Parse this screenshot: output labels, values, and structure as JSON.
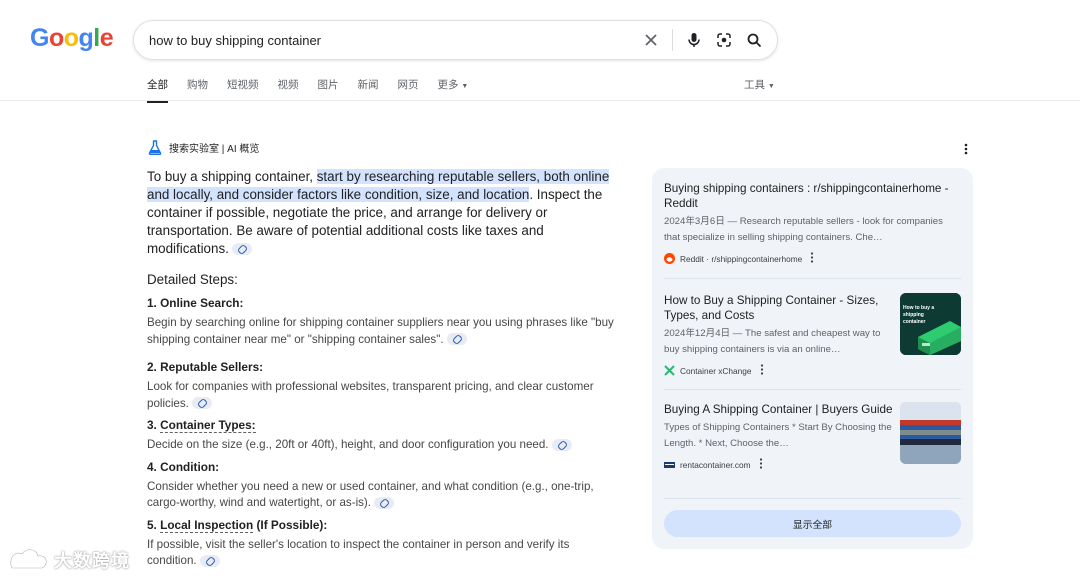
{
  "logo": {
    "g1": "G",
    "o1": "o",
    "o2": "o",
    "g2": "g",
    "l": "l",
    "e": "e"
  },
  "search": {
    "query": "how to buy shipping container"
  },
  "tabs": [
    {
      "label": "全部",
      "active": true
    },
    {
      "label": "购物"
    },
    {
      "label": "短视频"
    },
    {
      "label": "视频"
    },
    {
      "label": "图片"
    },
    {
      "label": "新闻"
    },
    {
      "label": "网页"
    },
    {
      "label": "更多"
    }
  ],
  "tools": {
    "label": "工具"
  },
  "ai": {
    "header": "搜索实验室 | AI 概览",
    "summary_pre": "To buy a shipping container, ",
    "summary_hl": "start by researching reputable sellers, both online and locally, and consider factors like condition, size, and location",
    "summary_post": ". Inspect the container if possible, negotiate the price, and arrange for delivery or transportation. Be aware of potential additional costs like taxes and modifications.",
    "steps_title": "Detailed Steps:",
    "steps": [
      {
        "num": "1. ",
        "title": "Online Search:",
        "title_suffix": "",
        "body": "Begin by searching online for shipping container suppliers near you using phrases like \"buy shipping container near me\" or \"shipping container sales\"."
      },
      {
        "num": "2. ",
        "title": "Reputable Sellers:",
        "title_suffix": "",
        "body": "Look for companies with professional websites, transparent pricing, and clear customer policies."
      },
      {
        "num": "3. ",
        "title": "Container Types:",
        "title_suffix": "",
        "body": "Decide on the size (e.g., 20ft or 40ft), height, and door configuration you need."
      },
      {
        "num": "4. ",
        "title": "Condition:",
        "title_suffix": "",
        "body": "Consider whether you need a new or used container, and what condition (e.g., one-trip, cargo-worthy, wind and watertight, or as-is)."
      },
      {
        "num": "5. ",
        "title": "Local Inspection",
        "title_suffix": " (If Possible):",
        "body": "If possible, visit the seller's location to inspect the container in person and verify its condition."
      }
    ]
  },
  "sources": [
    {
      "title": "Buying shipping containers : r/shippingcontainerhome - Reddit",
      "snippet": "2024年3月6日 — Research reputable sellers - look for companies that specialize in selling shipping containers. Che…",
      "source": "Reddit · r/shippingcontainerhome",
      "icon_color": "#ff4500"
    },
    {
      "title": "How to Buy a Shipping Container - Sizes, Types, and Costs",
      "snippet": "2024年12月4日 — The safest and cheapest way to buy shipping containers is via an online…",
      "source": "Container xChange",
      "icon_color": "#2bb673",
      "thumb_text": "How to buy a shipping container"
    },
    {
      "title": "Buying A Shipping Container | Buyers Guide",
      "snippet": "Types of Shipping Containers * Start By Choosing the Length. * Next, Choose the…",
      "source": "rentacontainer.com",
      "icon_color": "#1a3c6e"
    }
  ],
  "show_all": "显示全部",
  "watermark": "大数跨境"
}
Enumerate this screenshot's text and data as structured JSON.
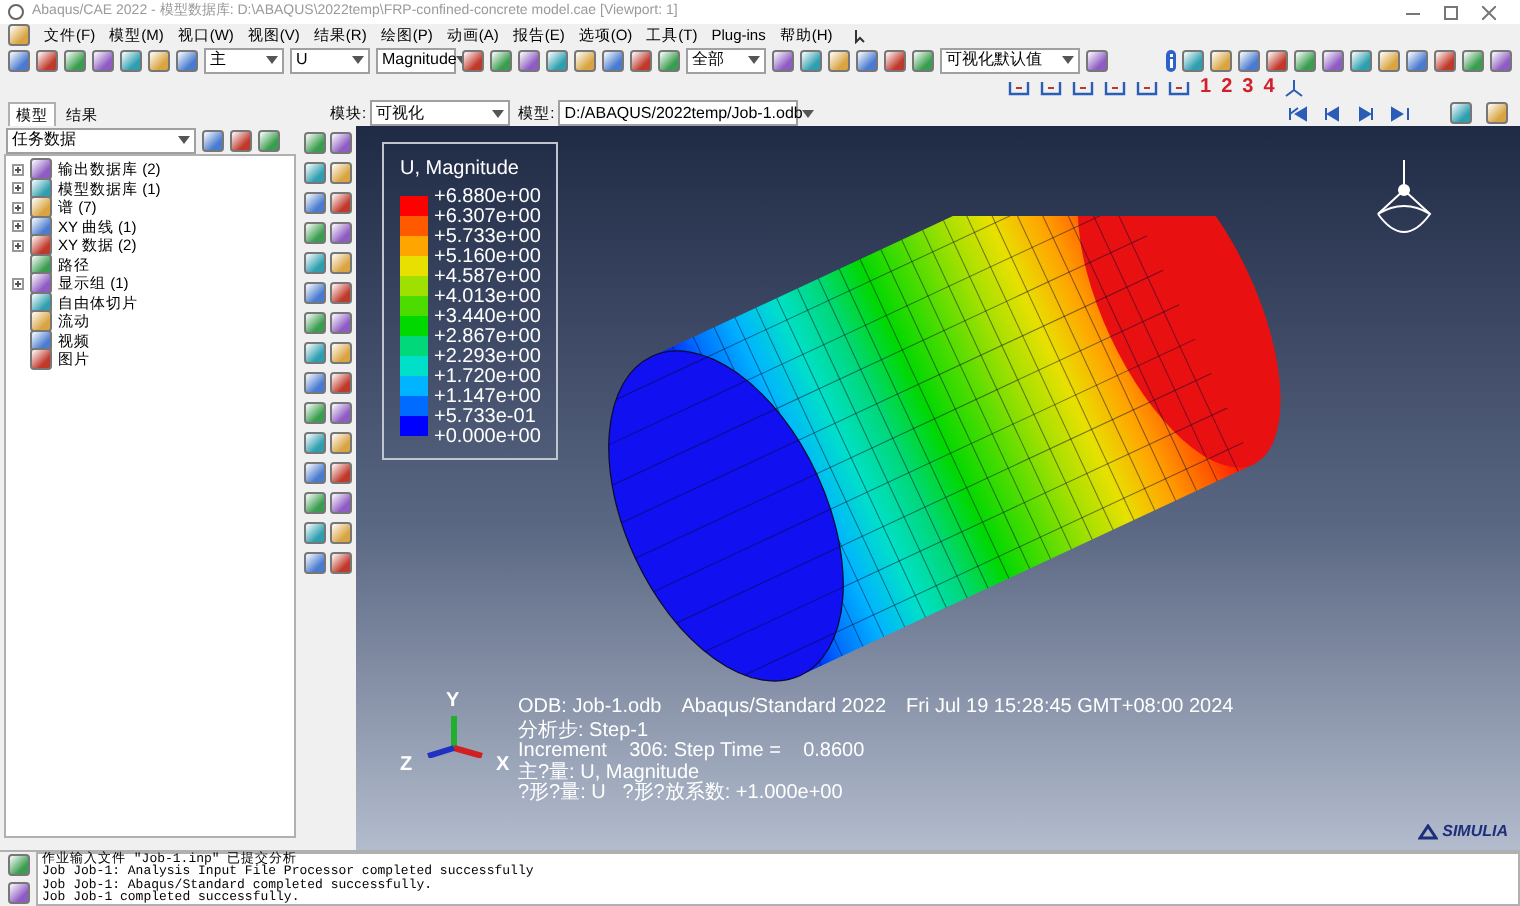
{
  "window": {
    "title": "Abaqus/CAE 2022 - 模型数据库: D:\\ABAQUS\\2022temp\\FRP-confined-concrete model.cae [Viewport: 1]"
  },
  "menu": [
    "文件(F)",
    "模型(M)",
    "视口(W)",
    "视图(V)",
    "结果(R)",
    "绘图(P)",
    "动画(A)",
    "报告(E)",
    "选项(O)",
    "工具(T)",
    "Plug-ins",
    "帮助(H)"
  ],
  "toolbar": {
    "step_combo": "主",
    "variable_combo": "U",
    "component_combo": "Magnitude",
    "selection_combo": "全部",
    "defaults_combo": "可视化默认值",
    "view_numbers": [
      "1",
      "2",
      "3",
      "4"
    ]
  },
  "context_bar": {
    "module_label": "模块:",
    "module": "可视化",
    "model_label": "模型:",
    "model": "D:/ABAQUS/2022temp/Job-1.odb"
  },
  "tabs": [
    {
      "label": "模型",
      "selected": true
    },
    {
      "label": "结果",
      "selected": false
    }
  ],
  "tree": {
    "filter": "任务数据",
    "items": [
      {
        "label": "输出数据库 (2)",
        "expandable": true
      },
      {
        "label": "模型数据库 (1)",
        "expandable": true
      },
      {
        "label": "谱 (7)",
        "expandable": true
      },
      {
        "label": "XY 曲线 (1)",
        "expandable": true
      },
      {
        "label": "XY 数据 (2)",
        "expandable": true
      },
      {
        "label": "路径",
        "expandable": false
      },
      {
        "label": "显示组 (1)",
        "expandable": true
      },
      {
        "label": "自由体切片",
        "expandable": false
      },
      {
        "label": "流动",
        "expandable": false
      },
      {
        "label": "视频",
        "expandable": false
      },
      {
        "label": "图片",
        "expandable": false
      }
    ]
  },
  "legend": {
    "title": "U, Magnitude",
    "values": [
      "+6.880e+00",
      "+6.307e+00",
      "+5.733e+00",
      "+5.160e+00",
      "+4.587e+00",
      "+4.013e+00",
      "+3.440e+00",
      "+2.867e+00",
      "+2.293e+00",
      "+1.720e+00",
      "+1.147e+00",
      "+5.733e-01",
      "+0.000e+00"
    ],
    "bands": [
      {
        "color": "#ff0000"
      },
      {
        "color": "#ff5a00"
      },
      {
        "color": "#ffa500"
      },
      {
        "color": "#e8e000"
      },
      {
        "color": "#a0e000"
      },
      {
        "color": "#4cdc00"
      },
      {
        "color": "#00d800"
      },
      {
        "color": "#00d87a"
      },
      {
        "color": "#00e0c8"
      },
      {
        "color": "#00b4ff"
      },
      {
        "color": "#006cff"
      },
      {
        "color": "#0000ff"
      }
    ]
  },
  "info": {
    "header": [
      "ODB: Job-1.odb",
      "Abaqus/Standard 2022",
      "Fri Jul 19 15:28:45 GMT+08:00 2024"
    ],
    "lines": [
      "分析步: Step-1",
      "Increment    306: Step Time =    0.8600",
      "主?量: U, Magnitude",
      "?形?量: U   ?形?放系数: +1.000e+00"
    ]
  },
  "triad": {
    "y": "Y",
    "x": "X",
    "z": "Z"
  },
  "brand": "SIMULIA",
  "messages": [
    "作业输入文件 \"Job-1.inp\" 已提交分析",
    "Job Job-1: Analysis Input File Processor completed successfully",
    "Job Job-1: Abaqus/Standard completed successfully.",
    "Job Job-1 completed successfully."
  ]
}
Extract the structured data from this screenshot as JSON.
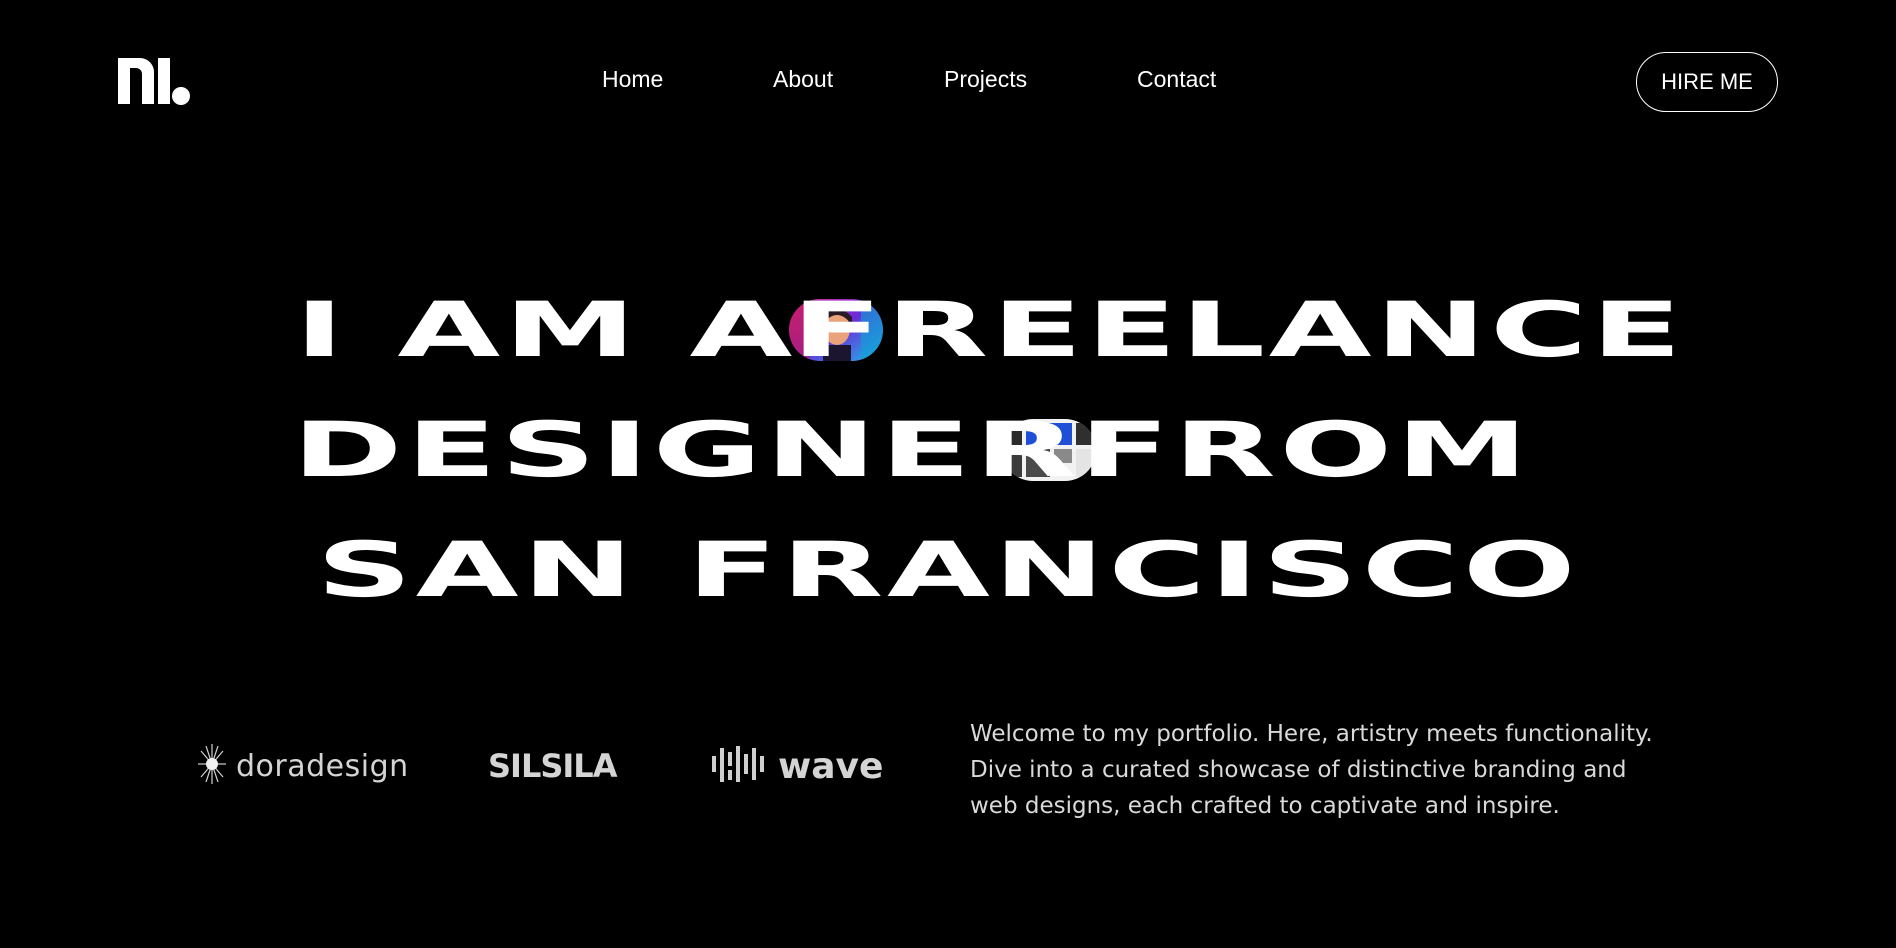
{
  "header": {
    "logo_name": "logo-icon",
    "nav": [
      {
        "label": "Home"
      },
      {
        "label": "About"
      },
      {
        "label": "Projects"
      },
      {
        "label": "Contact"
      }
    ],
    "cta_label": "HIRE ME"
  },
  "hero": {
    "line1": {
      "before": "I AM A",
      "after": "FREELANCE"
    },
    "line2": {
      "before": "DESIGNER",
      "after": "FROM"
    },
    "line3": "SAN FRANCISCO"
  },
  "brands": {
    "items": [
      {
        "label": "doradesign",
        "icon": "sunburst-icon"
      },
      {
        "label": "SILSILA"
      },
      {
        "label": "wave",
        "icon": "wave-bars-icon"
      }
    ]
  },
  "intro": {
    "lines": [
      "Welcome to my portfolio. Here, artistry meets functionality.",
      "Dive into a curated showcase of distinctive branding and",
      "web designs, each crafted to captivate and inspire."
    ]
  },
  "colors": {
    "background": "#000000",
    "text": "#ffffff",
    "muted_text": "#d9d9d9"
  }
}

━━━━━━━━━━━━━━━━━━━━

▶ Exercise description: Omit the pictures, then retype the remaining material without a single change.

▶ Solution for this exercise:
Parse this screenshot: output labels, values, and structure as JSON.
{
  "logo": {
    "g1": "G",
    "o1": "o",
    "o2": "o",
    "g2": "g",
    "l": "l",
    "e": "e"
  },
  "search": {
    "query": "how to buy shipping container"
  },
  "tabs": [
    {
      "label": "全部",
      "active": true
    },
    {
      "label": "购物"
    },
    {
      "label": "短视频"
    },
    {
      "label": "视频"
    },
    {
      "label": "图片"
    },
    {
      "label": "新闻"
    },
    {
      "label": "网页"
    },
    {
      "label": "更多"
    }
  ],
  "tools": {
    "label": "工具"
  },
  "ai": {
    "header": "搜索实验室 | AI 概览",
    "summary_pre": "To buy a shipping container, ",
    "summary_hl": "start by researching reputable sellers, both online and locally, and consider factors like condition, size, and location",
    "summary_post": ". Inspect the container if possible, negotiate the price, and arrange for delivery or transportation. Be aware of potential additional costs like taxes and modifications.",
    "steps_title": "Detailed Steps:",
    "steps": [
      {
        "num": "1. ",
        "title": "Online Search:",
        "title_suffix": "",
        "body": "Begin by searching online for shipping container suppliers near you using phrases like \"buy shipping container near me\" or \"shipping container sales\"."
      },
      {
        "num": "2. ",
        "title": "Reputable Sellers:",
        "title_suffix": "",
        "body": "Look for companies with professional websites, transparent pricing, and clear customer policies."
      },
      {
        "num": "3. ",
        "title": "Container Types:",
        "title_suffix": "",
        "body": "Decide on the size (e.g., 20ft or 40ft), height, and door configuration you need."
      },
      {
        "num": "4. ",
        "title": "Condition:",
        "title_suffix": "",
        "body": "Consider whether you need a new or used container, and what condition (e.g., one-trip, cargo-worthy, wind and watertight, or as-is)."
      },
      {
        "num": "5. ",
        "title": "Local Inspection",
        "title_suffix": " (If Possible):",
        "body": "If possible, visit the seller's location to inspect the container in person and verify its condition."
      }
    ]
  },
  "sources": [
    {
      "title": "Buying shipping containers : r/shippingcontainerhome - Reddit",
      "snippet": "2024年3月6日 — Research reputable sellers - look for companies that specialize in selling shipping containers. Che…",
      "source": "Reddit · r/shippingcontainerhome",
      "icon_color": "#ff4500"
    },
    {
      "title": "How to Buy a Shipping Container - Sizes, Types, and Costs",
      "snippet": "2024年12月4日 — The safest and cheapest way to buy shipping containers is via an online…",
      "source": "Container xChange",
      "icon_color": "#2bb673",
      "thumb_text": "How to buy a shipping container"
    },
    {
      "title": "Buying A Shipping Container | Buyers Guide",
      "snippet": "Types of Shipping Containers * Start By Choosing the Length. * Next, Choose the…",
      "source": "rentacontainer.com",
      "icon_color": "#1a3c6e"
    }
  ],
  "show_all": "显示全部",
  "watermark": "大数跨境"
}
Enumerate this screenshot's text and data as structured JSON.
{
  "window": {
    "title": "Abaqus/CAE 2022 - 模型数据库: D:\\ABAQUS\\2022temp\\FRP-confined-concrete model.cae [Viewport: 1]"
  },
  "menu": [
    "文件(F)",
    "模型(M)",
    "视口(W)",
    "视图(V)",
    "结果(R)",
    "绘图(P)",
    "动画(A)",
    "报告(E)",
    "选项(O)",
    "工具(T)",
    "Plug-ins",
    "帮助(H)"
  ],
  "toolbar": {
    "step_combo": "主",
    "variable_combo": "U",
    "component_combo": "Magnitude",
    "selection_combo": "全部",
    "defaults_combo": "可视化默认值",
    "view_numbers": [
      "1",
      "2",
      "3",
      "4"
    ]
  },
  "context_bar": {
    "module_label": "模块:",
    "module": "可视化",
    "model_label": "模型:",
    "model": "D:/ABAQUS/2022temp/Job-1.odb"
  },
  "tabs": [
    {
      "label": "模型",
      "selected": true
    },
    {
      "label": "结果",
      "selected": false
    }
  ],
  "tree": {
    "filter": "任务数据",
    "items": [
      {
        "label": "输出数据库 (2)",
        "expandable": true
      },
      {
        "label": "模型数据库 (1)",
        "expandable": true
      },
      {
        "label": "谱 (7)",
        "expandable": true
      },
      {
        "label": "XY 曲线 (1)",
        "expandable": true
      },
      {
        "label": "XY 数据 (2)",
        "expandable": true
      },
      {
        "label": "路径",
        "expandable": false
      },
      {
        "label": "显示组 (1)",
        "expandable": true
      },
      {
        "label": "自由体切片",
        "expandable": false
      },
      {
        "label": "流动",
        "expandable": false
      },
      {
        "label": "视频",
        "expandable": false
      },
      {
        "label": "图片",
        "expandable": false
      }
    ]
  },
  "legend": {
    "title": "U, Magnitude",
    "values": [
      "+6.880e+00",
      "+6.307e+00",
      "+5.733e+00",
      "+5.160e+00",
      "+4.587e+00",
      "+4.013e+00",
      "+3.440e+00",
      "+2.867e+00",
      "+2.293e+00",
      "+1.720e+00",
      "+1.147e+00",
      "+5.733e-01",
      "+0.000e+00"
    ],
    "bands": [
      {
        "color": "#ff0000"
      },
      {
        "color": "#ff5a00"
      },
      {
        "color": "#ffa500"
      },
      {
        "color": "#e8e000"
      },
      {
        "color": "#a0e000"
      },
      {
        "color": "#4cdc00"
      },
      {
        "color": "#00d800"
      },
      {
        "color": "#00d87a"
      },
      {
        "color": "#00e0c8"
      },
      {
        "color": "#00b4ff"
      },
      {
        "color": "#006cff"
      },
      {
        "color": "#0000ff"
      }
    ]
  },
  "info": {
    "header": [
      "ODB: Job-1.odb",
      "Abaqus/Standard 2022",
      "Fri Jul 19 15:28:45 GMT+08:00 2024"
    ],
    "lines": [
      "分析步: Step-1",
      "Increment    306: Step Time =    0.8600",
      "主?量: U, Magnitude",
      "?形?量: U   ?形?放系数: +1.000e+00"
    ]
  },
  "triad": {
    "y": "Y",
    "x": "X",
    "z": "Z"
  },
  "brand": "SIMULIA",
  "messages": [
    "作业输入文件 \"Job-1.inp\" 已提交分析",
    "Job Job-1: Analysis Input File Processor completed successfully",
    "Job Job-1: Abaqus/Standard completed successfully.",
    "Job Job-1 completed successfully."
  ]
}
Extract the structured data from this screenshot as JSON.
{
  "header": {
    "logo_name": "logo-icon",
    "nav": [
      {
        "label": "Home"
      },
      {
        "label": "About"
      },
      {
        "label": "Projects"
      },
      {
        "label": "Contact"
      }
    ],
    "cta_label": "HIRE ME"
  },
  "hero": {
    "line1": {
      "before": "I AM A",
      "after": "FREELANCE"
    },
    "line2": {
      "before": "DESIGNER",
      "after": "FROM"
    },
    "line3": "SAN FRANCISCO"
  },
  "brands": {
    "items": [
      {
        "label": "doradesign",
        "icon": "sunburst-icon"
      },
      {
        "label": "SILSILA"
      },
      {
        "label": "wave",
        "icon": "wave-bars-icon"
      }
    ]
  },
  "intro": {
    "lines": [
      "Welcome to my portfolio. Here, artistry meets functionality.",
      "Dive into a curated showcase of distinctive branding and",
      "web designs, each crafted to captivate and inspire."
    ]
  },
  "colors": {
    "background": "#000000",
    "text": "#ffffff",
    "muted_text": "#d9d9d9"
  }
}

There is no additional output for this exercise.